Skrip - tyur' - i - ent: adj. Possessing the violent desire to write.


#089 In which our hero finally talks about the new office.

So, the new office.

When I drove down here for the interview, my first reaction was, "Wow, what a cool little building." First, you have to understand that this agency is located in a quaint little middle-of-nowhere town in Ohio. Driving down the main street (and it's only apparent that it's the main street because it's named "Main St.") all you see on either side is antique shop, antique shop, residential house, antique shop, residential house, antique shop. And lots and lots of old lady tourists/antique hunters. The building itself was built in the 1800s, and was apparently a bank. Not that it looks like what I expect a bank to look like today, it's clear that it was one of those tiny mom 'n pop operations.

But there are nice big windows out front (including some cool stained glass), and a very cool iron spiral staircase leading to a loft. It's right next to a ravine, and the trees and river next door all combine to create a rather idyllic setting. While I was waiting in the front, I said casually to one of the employees, "Wow, this is a really cool space." To which she replied, "Uh, yeah, I guess so."

Now I understand why her response was less than enthusiastic.

Now that I've been here for a bit and have had a good look around, it's apparent that this building has been many things in its life. A bank as previously mentioned (even thought there's no outward signs of that era remaining), a bookstore, and apartments, judging from the added bathrooms in the loft and in the basement. Walls have been cobbled together, making for some odd twists and turns. And it has all the problems of an old building, including leaky roof and termites. In short, the place is a shithole.
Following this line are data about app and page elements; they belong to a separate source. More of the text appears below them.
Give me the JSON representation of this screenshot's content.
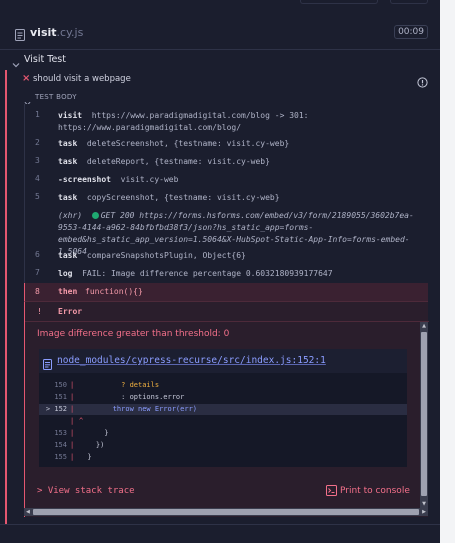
{
  "spec": {
    "name": "visit",
    "ext": ".cy.js",
    "duration": "00:09",
    "icon": "file-icon"
  },
  "suite": {
    "title": "Visit Test",
    "icon": "chevron-down-icon"
  },
  "test": {
    "title": "should visit a webpage",
    "status_icon": "x-fail-icon",
    "info_icon": "info-icon"
  },
  "test_body": {
    "label": "TEST BODY"
  },
  "commands": [
    {
      "num": "1",
      "name": "visit",
      "message": "https://www.paradigmadigital.com/blog -> 301: https://www.paradigmadigital.com/blog/"
    },
    {
      "num": "2",
      "name": "task",
      "message": "deleteScreenshot, {testname: visit.cy-web}"
    },
    {
      "num": "3",
      "name": "task",
      "message": "deleteReport, {testname: visit.cy-web}"
    },
    {
      "num": "4",
      "name": "-screenshot",
      "message": "visit.cy-web"
    },
    {
      "num": "5",
      "name": "task",
      "message": "copyScreenshot, {testname: visit.cy-web}"
    },
    {
      "num": "",
      "name": "(xhr)",
      "message": "GET 200 https://forms.hsforms.com/embed/v3/form/2189055/3602b7ea-9553-4144-a962-84bfbfbd38f3/json?hs_static_app=forms-embed&hs_static_app_version=1.5064&X-HubSpot-Static-App-Info=forms-embed-1.5064"
    },
    {
      "num": "6",
      "name": "task",
      "message": "compareSnapshotsPlugin, Object{6}"
    },
    {
      "num": "7",
      "name": "log",
      "message": "FAIL: Image difference percentage 0.6032180939177647"
    }
  ],
  "failed_command": {
    "num": "8",
    "name": "then",
    "message": "function(){}"
  },
  "error": {
    "label": "Error",
    "bang": "!",
    "message": "Image difference greater than threshold: 0",
    "file_path": "node_modules/cypress-recurse/src/index.js:152:1",
    "code_lines": [
      {
        "ln": "150",
        "bar": "|",
        "code": "          ? details"
      },
      {
        "ln": "151",
        "bar": "|",
        "code": "          : options.error"
      },
      {
        "ln": "> 152",
        "bar": "|",
        "code": "        throw new Error(err)"
      },
      {
        "ln": "",
        "bar": "|",
        "code": "^"
      },
      {
        "ln": "153",
        "bar": "|",
        "code": "      }"
      },
      {
        "ln": "154",
        "bar": "|",
        "code": "    })"
      },
      {
        "ln": "155",
        "bar": "|",
        "code": "  }"
      }
    ],
    "stack_label": "> View stack trace",
    "print_label": "Print to console",
    "print_icon": "terminal-icon"
  },
  "colors": {
    "fail": "#e45770",
    "link": "#8b9dff",
    "success_dot": "#1fa971"
  }
}
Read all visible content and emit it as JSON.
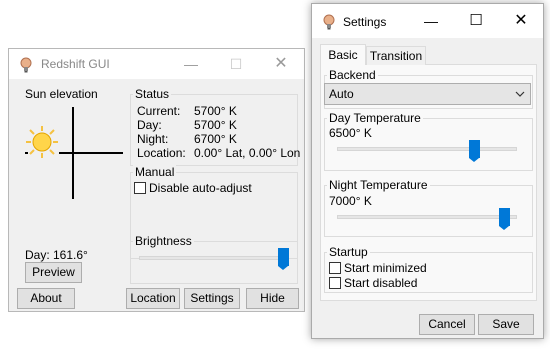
{
  "redshift": {
    "title": "Redshift GUI",
    "sun_elevation_label": "Sun elevation",
    "day_elevation": "Day: 161.6°",
    "preview_label": "Preview",
    "status": {
      "group_label": "Status",
      "rows": [
        {
          "key": "Current:",
          "value": "5700° K"
        },
        {
          "key": "Day:",
          "value": "5700° K"
        },
        {
          "key": "Night:",
          "value": "6700° K"
        },
        {
          "key": "Location:",
          "value": "0.00° Lat, 0.00° Lon"
        }
      ]
    },
    "manual": {
      "group_label": "Manual",
      "disable_auto_adjust_label": "Disable auto-adjust",
      "disable_auto_adjust_checked": false
    },
    "brightness": {
      "group_label": "Brightness",
      "level_percent": 100
    },
    "buttons": {
      "about": "About",
      "location": "Location",
      "settings": "Settings",
      "hide": "Hide"
    }
  },
  "settings": {
    "title": "Settings",
    "tabs": [
      {
        "label": "Basic",
        "active": true
      },
      {
        "label": "Transition",
        "active": false
      }
    ],
    "backend": {
      "group_label": "Backend",
      "selected": "Auto"
    },
    "day_temperature": {
      "group_label": "Day Temperature",
      "value": "6500° K",
      "level_percent": 78
    },
    "night_temperature": {
      "group_label": "Night Temperature",
      "value": "7000° K",
      "level_percent": 96
    },
    "startup": {
      "group_label": "Startup",
      "start_minimized_label": "Start minimized",
      "start_minimized_checked": false,
      "start_disabled_label": "Start disabled",
      "start_disabled_checked": false
    },
    "buttons": {
      "cancel": "Cancel",
      "save": "Save"
    }
  },
  "colors": {
    "accent": "#0078d7",
    "window_bg": "#f0f0f0",
    "button_bg": "#e1e1e1"
  }
}
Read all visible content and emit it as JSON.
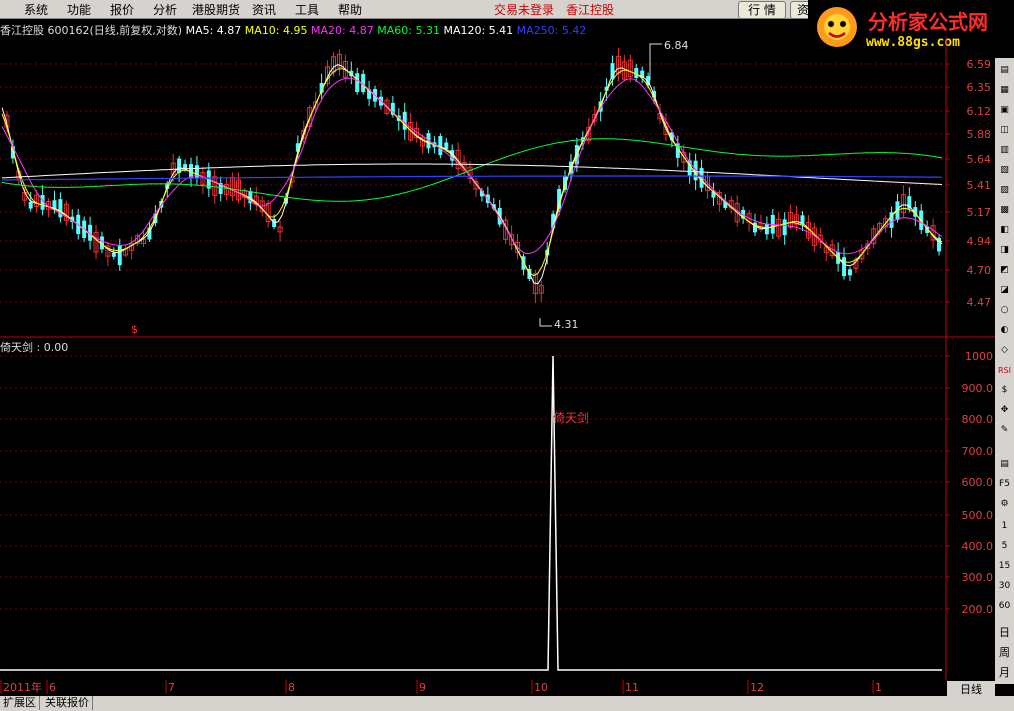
{
  "menubar": {
    "items": [
      "系统",
      "功能",
      "报价",
      "分析",
      "港股期货",
      "资讯",
      "工具",
      "帮助"
    ],
    "login_status": "交易未登录",
    "stock_name": "香江控股",
    "btn_quote": "行 情",
    "btn_info": "资"
  },
  "brand": {
    "title": "分析家公式网",
    "url": "www.88gs.com"
  },
  "main_chart": {
    "header": {
      "symbol": "香江控股",
      "code_info": "600162(日线,前复权,对数)",
      "ma5": "MA5: 4.87",
      "ma10": "MA10: 4.95",
      "ma20": "MA20: 4.87",
      "ma60": "MA60: 5.31",
      "ma120": "MA120: 5.41",
      "ma250": "MA250: 5.42"
    },
    "price_ticks": [
      "6.59",
      "6.35",
      "6.12",
      "5.88",
      "5.64",
      "5.41",
      "5.17",
      "4.94",
      "4.70",
      "4.47"
    ],
    "high_label": "6.84",
    "low_label": "4.31",
    "signal_marker": "$"
  },
  "indicator": {
    "header": "倚天剑 : 0.00",
    "signal_label": "倚天剑",
    "ticks": [
      "1000",
      "900.0",
      "800.0",
      "700.0",
      "600.0",
      "500.0",
      "400.0",
      "300.0",
      "200.0"
    ]
  },
  "time_axis": {
    "labels": [
      "2011年",
      "6",
      "7",
      "8",
      "9",
      "10",
      "11",
      "12",
      "1"
    ],
    "period": "日线"
  },
  "side_toolbar": [
    "RSI",
    "F5",
    "1",
    "5",
    "15",
    "30",
    "60",
    "日",
    "周",
    "月"
  ],
  "tabs": [
    "扩展区",
    "关联报价"
  ],
  "colors": {
    "up": "#e83030",
    "down": "#55ffff",
    "ma5": "#ffffff",
    "ma10": "#ffff00",
    "ma20": "#ff33ff",
    "ma60": "#00ff33",
    "ma120": "#ffffff",
    "ma250": "#3040ff",
    "axis": "#c00000",
    "grid": "#7a0000"
  }
}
But, it's certainly a shithole with character. And while this might bother some people, I have to say I embrace it. Here's the thing: my first job in Cleveland was for a big agency downtown. At the time, they were the biggest agency in Ohio. Their offices were the top three floors of an office building -- I'd say skyscraper, but remember, this is downtown Cleveland, not downtown New York. Everything was resplendent in polished wood, steel and glass. Everyone had their own office -- and I mean that literally. Four walls, a desk and, in my case, a great view of the river and Gund Arena. It was pretty amazing, actually, considering that I had just moved to Cleveland from Columbus (where my work space was a tiny cubicle) I thought, "So, this is how they play it in Cleveland. Rock."

Naturally, it all went to hell. I was laid off after two years and spent the next year and a half desperately searching for a new job in the industry. To this day, I have to wonder: how much did those lavish digs contribute to my downfall? I mean, it couldn't have been cheap to maintain that agency, I'm sure my salary didn't come close to even covering the rent alone.

So, now I'm working in this dingy little building, and I know for a fact that the yearly rent is less than a third of my salary.

So I'm more than happy to work in a ramshackle building in exchange for continuing to have a job. A big blue tarp over the roof to keep out the rain? A layer of dust in the back room due to termites in the ceiling? Air conditioning that only works periodically?

It all sounds like job security to me.


Post a Comment

<< Home